Numerous other events will be held throughout the Bloomsday celebrations, including a trivia quiz, movie screenings, a tour of Montreal’s Griffintown, and dramatic re-enactments of famous scenes from Ulysses.
The Main Event, beginning Saturday at 10 a.m. outside on the McGill campus, feature more readings and musical performances, as well as Irish dancing and storytelling. The festivities culminate with an Irish pub crawl Saturday night beginning at 6 p.m.
An Artistic Approach
As part of the Bloomsday celebrations, a selection of photographs from Concordia alumna Kate Hutchinson’s photographic collection entitled Ulysses, a personal journey, will be on exhibit at the Atwater Library from June 12 to 27. The exhibit features photographs of the artist and her father taken at different sites in Dublin related to the book.
For Hutchinson, who completed her MFA at Concordia in 2011, Ulysses was part of growing up. Her two parents were born in Dublin, where the book is set, and it was through its lens that her father would teach her and her siblings about the city.

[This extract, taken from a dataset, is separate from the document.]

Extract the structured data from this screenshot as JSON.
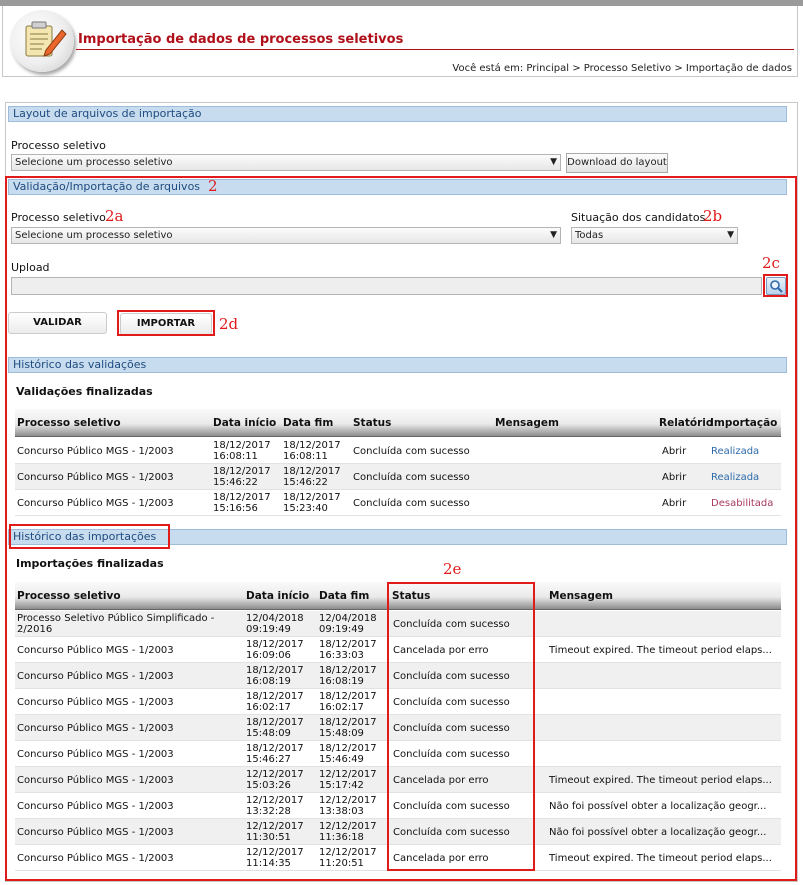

“He has always been obsessed with James Joyce and with Ulysses,” she says. “When we were young, going to Dublin, he would make us stop and he would do readings from Ulysses at different points, travelling around Dublin. We thought it was super boring at that point; it’s just not very accessible.”
Joyce wrote Ulysses many years after leaving Dublin. He recalled from memory all the details about the city included in the book. “It is his focus on place, specifically his attachment to a place that he had rejected, and yet wrote about continuously, that interests me greatly,” Hutchinson writes in her artist’s statement.
Hutchinson’s father also left Dublin in search of a better life, and has grown to love his adopted city of Montreal. But her father’s connection with the city of his birth lives on through Joyce’s book, and it’s this connection that Hutchinson explores in her series of photographs.
“I sought to understand how my father saw the city of his birth and how my perception of Dublin was mediated by his experiences,” she writes. The artist completed her Ulysses, a personal journey series for her master’s thesis project last year.
• Bloomsday Montreal
• Bloomsday Schedule
• Kate Hutchinson
• Concordia's School of Canadian Irish Studies